Mapping the relative abundance of soil microbiome biodiversity from eDNA and remote sensing

Skidmore, Andrew K.; Siegenthaler, Andjin; Wang, Tiejun; Darvishzadeh, Roshanak; Zhu, Xi; Chariton, Anthony; Groot, Arjen de
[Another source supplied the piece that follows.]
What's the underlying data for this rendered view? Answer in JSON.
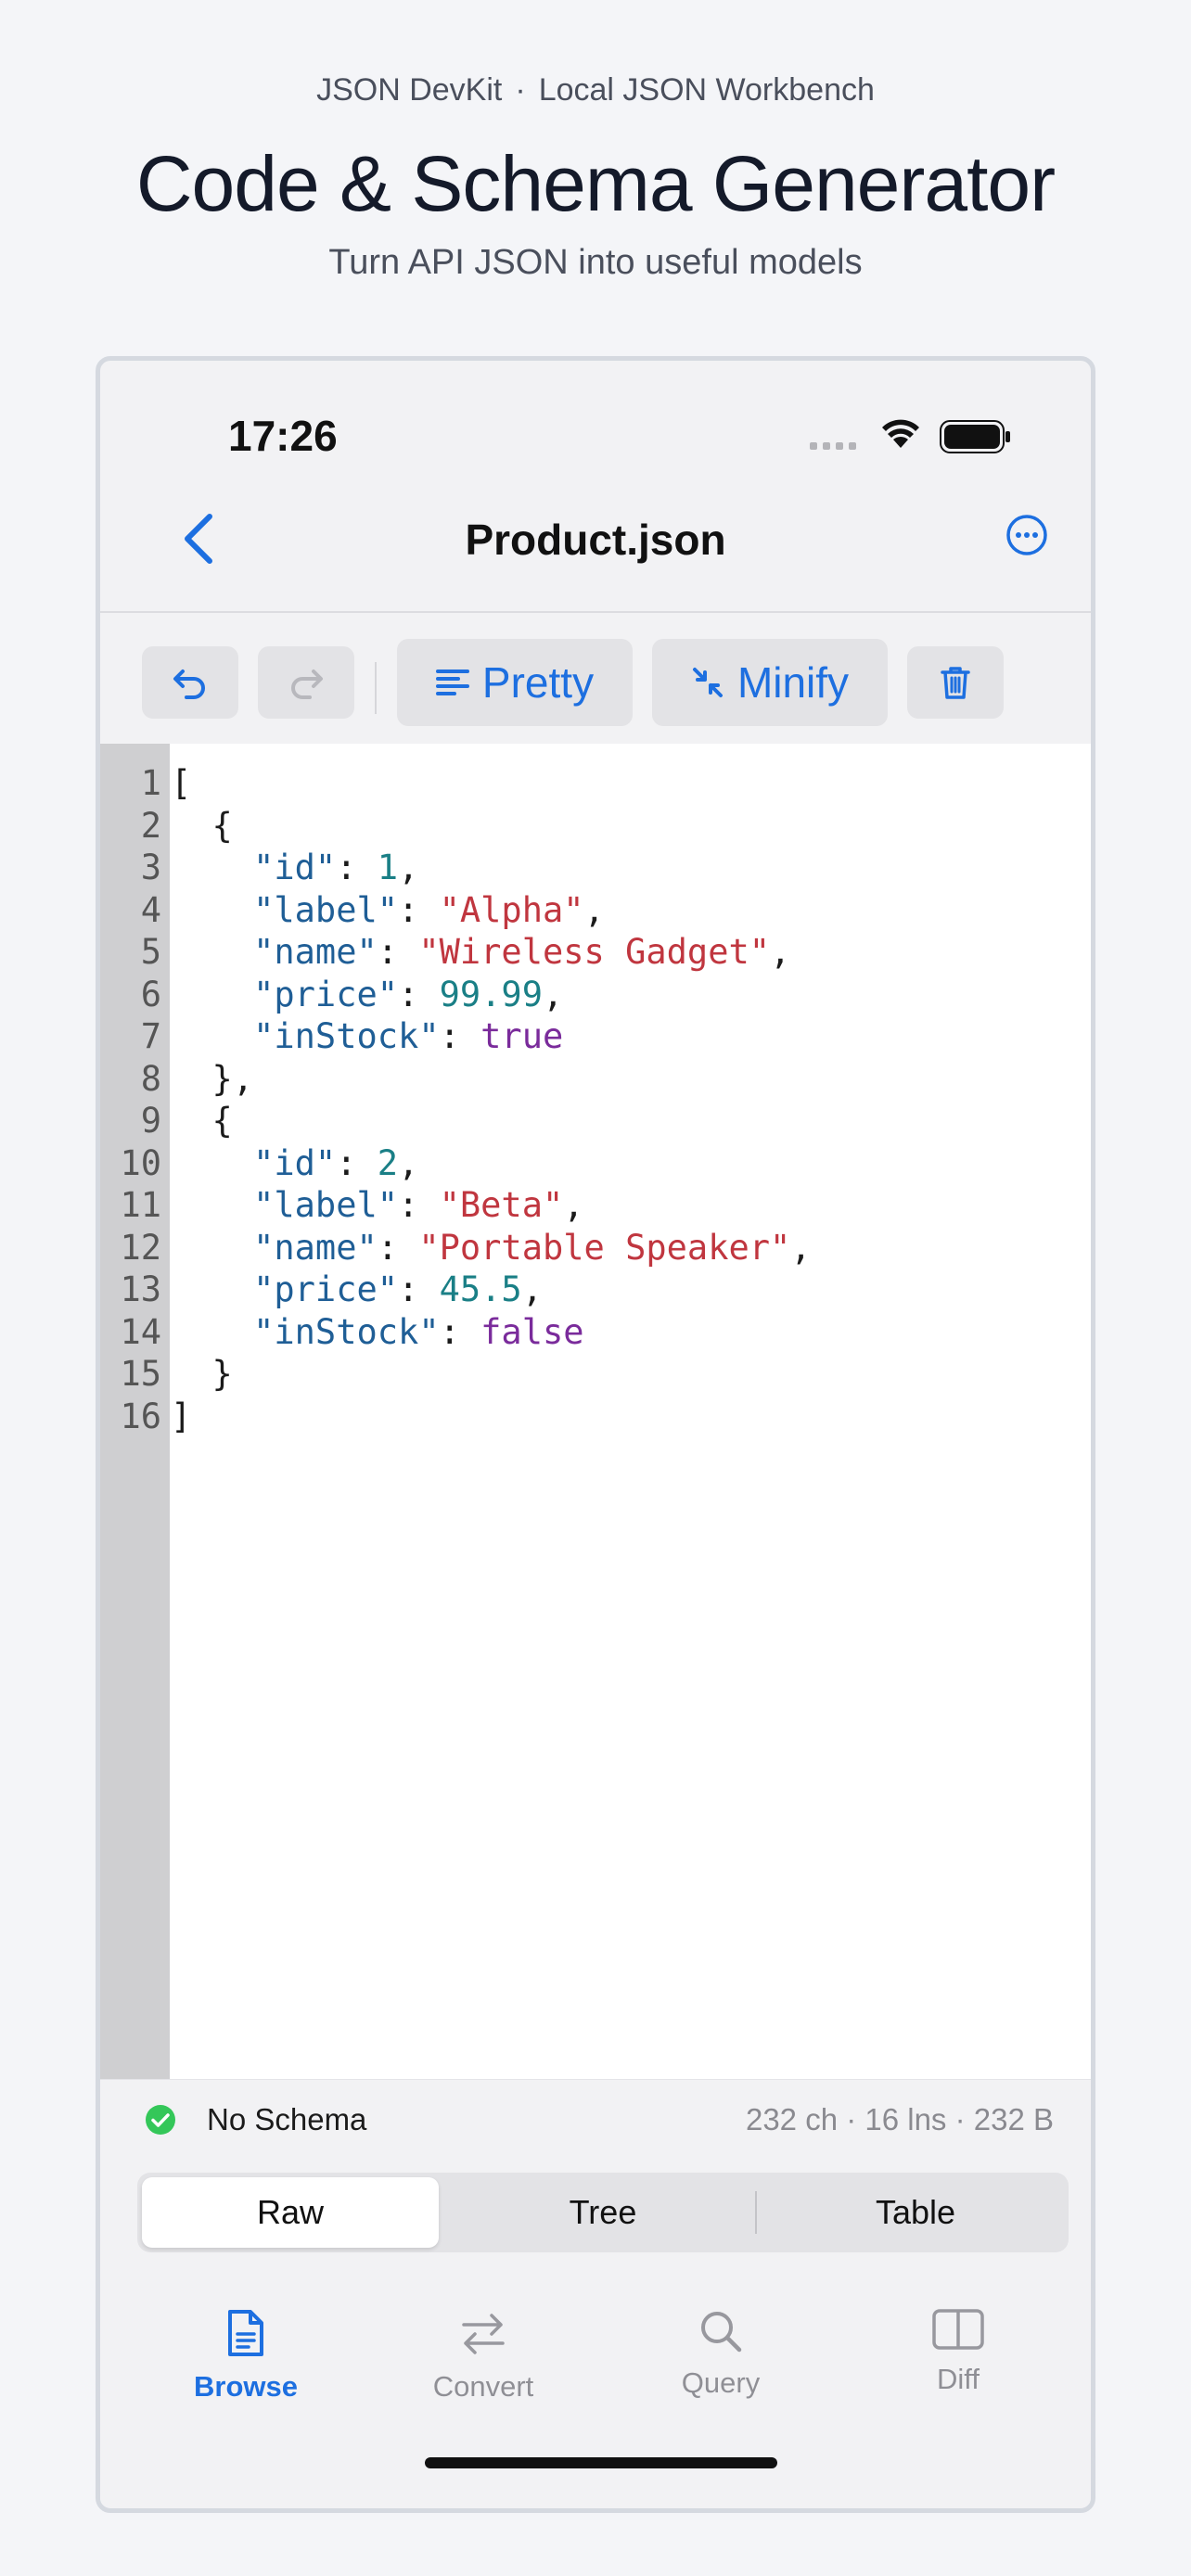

Although an enormous number of plant and animal species have been directly observed and recorded in online databases, the spatial variation in the composition of the microbiome remains relatively largely unknown. In this study, for the first time, we demonstrate mapping of the relative abundance of the soil microbiome for three terrestrial ecosystems across North America (savanna, boreal and tundra) using airborne image spectroscopy and environmental DNA (eDNA) data. We identified field plots of publicly available eDNA data co-occurring with AVIRIS-NG hyperspectral imagery. An eDNA processing pipeline was developed to generate a consistent profile of the relative abundance for thousands of microbiome operational taxonomic units (OTU) and 225 microbiome families. Using Linear Discriminate Analysis (LDA) scores for the eDNA data, we identified 81 families with the greatest explanatory power based on the community composition between the three ecosystems. A case study example demonstrates our conceptual approach by selecting a dominant and functionally important bacterial family for each ecosystem, with each family representing a specific biomarker. A partial least squares regression (PLSR) was applied to spatially predict the relative abundance of each bacteria family (in the boreal, tundra, and savanna ecosystems) from the hyperspectral imagery. For the boreal, Pseudomonadaceae is shown to be a dominant family taxon, as it is a saprophytic family specialized in decomposing the dense organic matter of boreal forest soils. Members of an understudied family of Acidobacteria, so far indicated as AKIW659, are abundant in acidic Arctic soils and peat bogs. Finally, the Micromonosporaceae are dominant and functionally important in drier regions with grass-tree dominated woodlands, being a member of Actinobacteria with a high relative abundance in soils with high carbon content and nitrate leaching. We demonstrate for the first time how the spatial prediction of relative abundance of these bacteria taxa based on remote sensing, showing patterns of the soil microbiome biodiversity and ecosystem function within and across the three ecosystems.